In fact, the Doctor’s willingness to sacrifice himself and Bill’s stopping him, quite literally by knocking him out, is a significant moment in their relationship, which has grown quite close thanks to a whole slew of recent events. He’s ready to give himself up to face this one threat for all of humankind. After all, he’s been saving us for a while (“I’ve been standing by the gates of your world keeping you all safe since you crawled out of the slime. I’m not stopping now.”). But of course, Bill can’t let him. She knows there will be bigger threats and other gates he’ll need to guard. This can’t be his fight. And it’s significant that it’s not Nardole pointing that out, even though that’s the role he’s played recently. It means Bill can be objective when she needs to be. Just like when she was willing to sacrifice herself to take on the Monks. (This is where I have some minor issues, namely with the fact that I can’t square away that version of the Doctor, who tricked Bill into shooting him, with this episode’s Time Lord who can’t let teenagers sacrifice themselves.)
I also want to take a moment to highlight the scene where Bill comes out to Lucius and the soldiers. It’s a huge, huge deal that both times Bill has turned down a male suitor (tonight and “Knock Knock”) they’ve just casually brushed it off and moved on — something we’re not used to seeing in media, even if the woman is straight. It’s also significant that we see people from the LGBTQIA community existed in various periods of history and that in other time periods, and other cultures, other sexualities were considered normal, if not the norm.
Lastly, there’s the case of Missy. I suspect a lot of this has to do with Michelle Gomez and Peter Capaldi’s performances, but I’m actually rooting for their friendship, a thing I never would have considered in season 8. But times have changed, and I’d like to think Missy has. If only because Gomez is giving one hell of a performance, one that easily matches Capaldi’s own in this final season for them both. Though I do think it is interesting that we’ve had two episodes in a row so far that have seen enemies have to co-operate and join forces simply for the sake of coexistence or to be able to take on a bigger threat. No doubt it’s foreshadowing for the relationship between our Time Lord and Lady, but having been presented with two different reasons, I’m curious to see how it works out for them.
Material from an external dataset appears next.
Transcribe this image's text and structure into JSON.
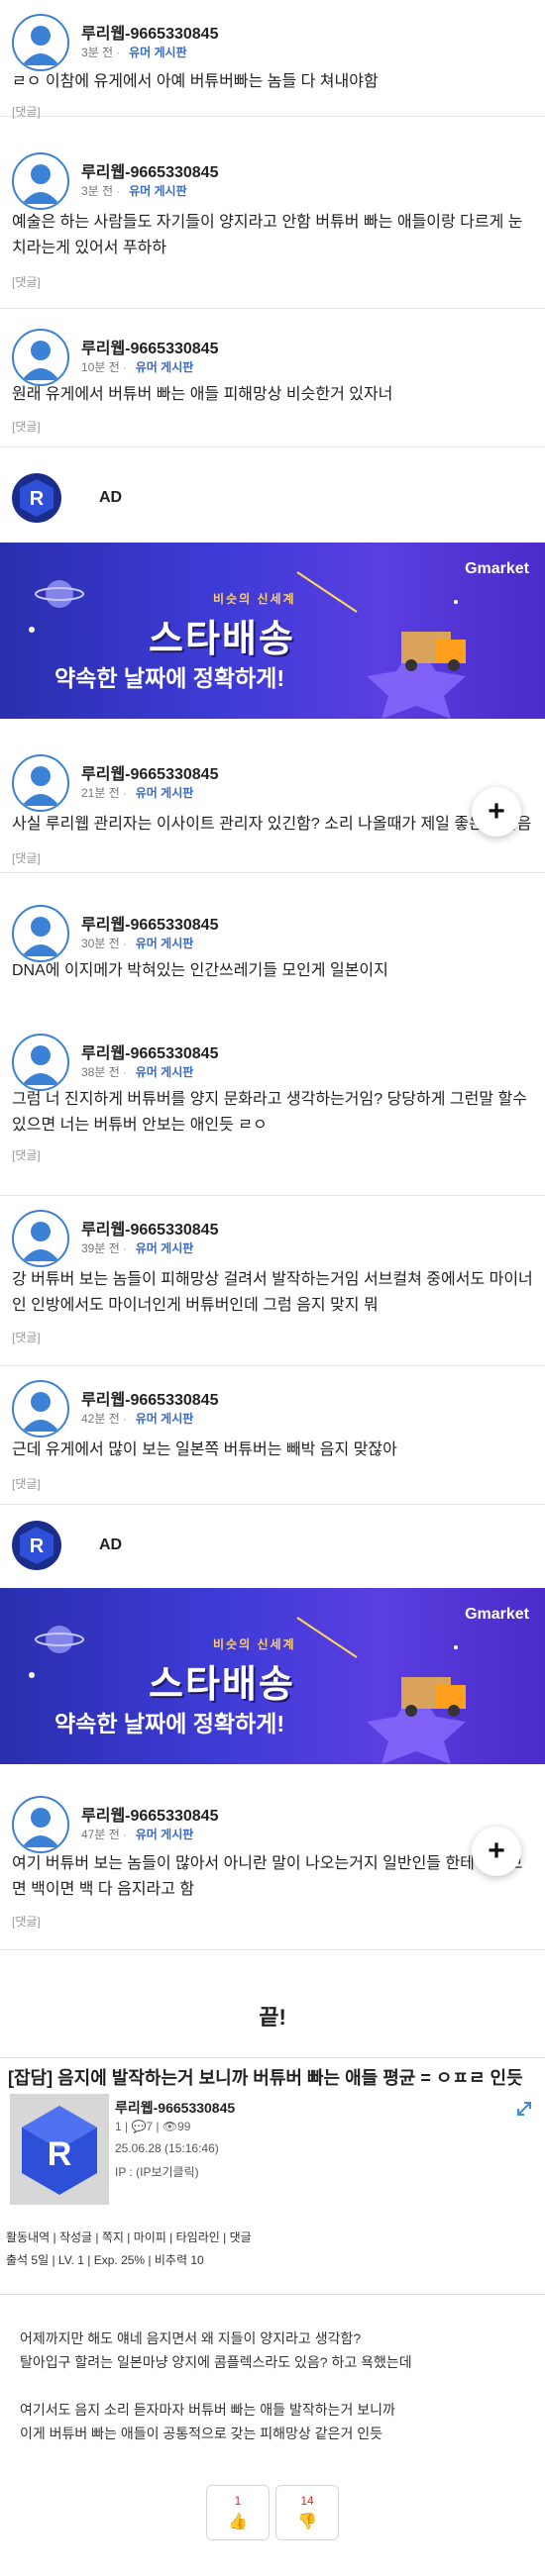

But just in case we have any doubts as to her intentions, Missy will be the one in the hot seat as she attempts to save the world, Doctor-style. Also, John Simm will be back as the Master. What a Time (Lady) to be alive!